• _EXERCISE BRIEF_
Return every line of the entries that includes the word "What".
(MATERIAL PROVIDED)
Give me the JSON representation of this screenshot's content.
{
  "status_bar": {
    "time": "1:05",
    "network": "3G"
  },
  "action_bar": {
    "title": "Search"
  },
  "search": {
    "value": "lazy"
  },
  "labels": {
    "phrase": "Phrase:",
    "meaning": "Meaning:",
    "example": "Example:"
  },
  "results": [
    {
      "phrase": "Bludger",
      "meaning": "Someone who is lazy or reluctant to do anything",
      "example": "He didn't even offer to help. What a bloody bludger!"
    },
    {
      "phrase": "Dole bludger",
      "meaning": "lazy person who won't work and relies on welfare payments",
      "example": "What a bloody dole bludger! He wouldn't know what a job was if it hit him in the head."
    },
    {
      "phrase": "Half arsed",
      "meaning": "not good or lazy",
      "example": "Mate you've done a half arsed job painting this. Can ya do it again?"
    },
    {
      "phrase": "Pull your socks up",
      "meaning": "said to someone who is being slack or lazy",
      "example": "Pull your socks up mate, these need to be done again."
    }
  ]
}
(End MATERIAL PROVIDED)
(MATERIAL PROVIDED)
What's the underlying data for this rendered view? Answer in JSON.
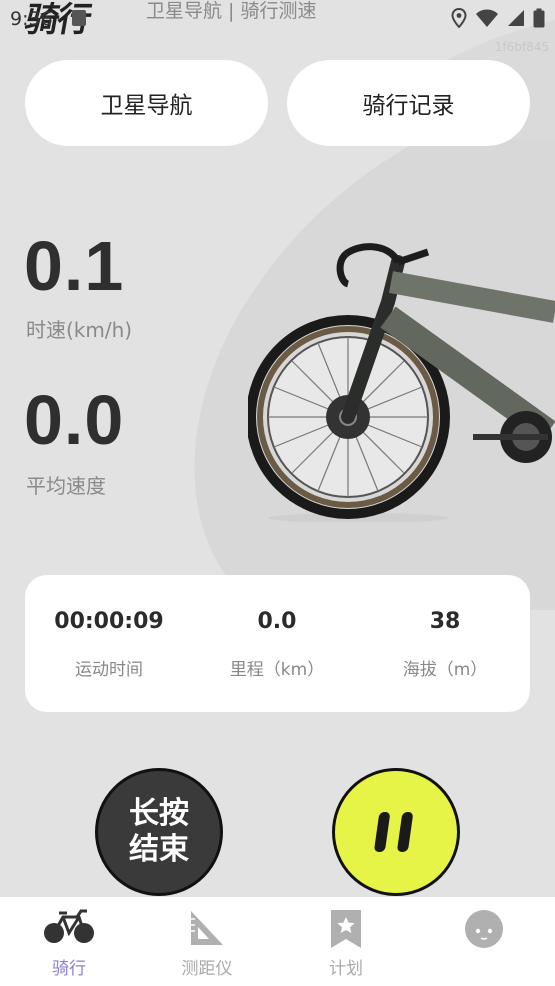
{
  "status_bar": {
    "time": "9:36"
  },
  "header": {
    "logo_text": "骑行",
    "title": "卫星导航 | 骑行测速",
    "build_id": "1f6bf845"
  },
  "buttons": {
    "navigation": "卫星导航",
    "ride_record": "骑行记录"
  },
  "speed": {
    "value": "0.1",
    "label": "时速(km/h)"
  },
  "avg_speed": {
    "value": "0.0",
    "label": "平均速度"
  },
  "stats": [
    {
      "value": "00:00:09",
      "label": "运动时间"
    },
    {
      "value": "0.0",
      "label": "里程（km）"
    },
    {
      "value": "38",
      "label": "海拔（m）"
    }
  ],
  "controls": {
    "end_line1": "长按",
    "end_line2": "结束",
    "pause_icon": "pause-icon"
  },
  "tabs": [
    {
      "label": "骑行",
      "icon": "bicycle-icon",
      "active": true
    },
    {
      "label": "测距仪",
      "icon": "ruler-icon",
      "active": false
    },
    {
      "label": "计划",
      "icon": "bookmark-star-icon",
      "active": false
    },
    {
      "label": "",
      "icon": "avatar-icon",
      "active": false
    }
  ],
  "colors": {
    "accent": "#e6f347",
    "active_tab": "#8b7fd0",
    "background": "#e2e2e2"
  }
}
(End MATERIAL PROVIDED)
• _RESPONSE BOX_
      "example": "He didn't even offer to help. What a bloody bludger!"
      "example": "What a bloody dole bludger! He wouldn't know what a job was if it hit him in the head."
What's the underlying data for this rendered view? Answer in JSON.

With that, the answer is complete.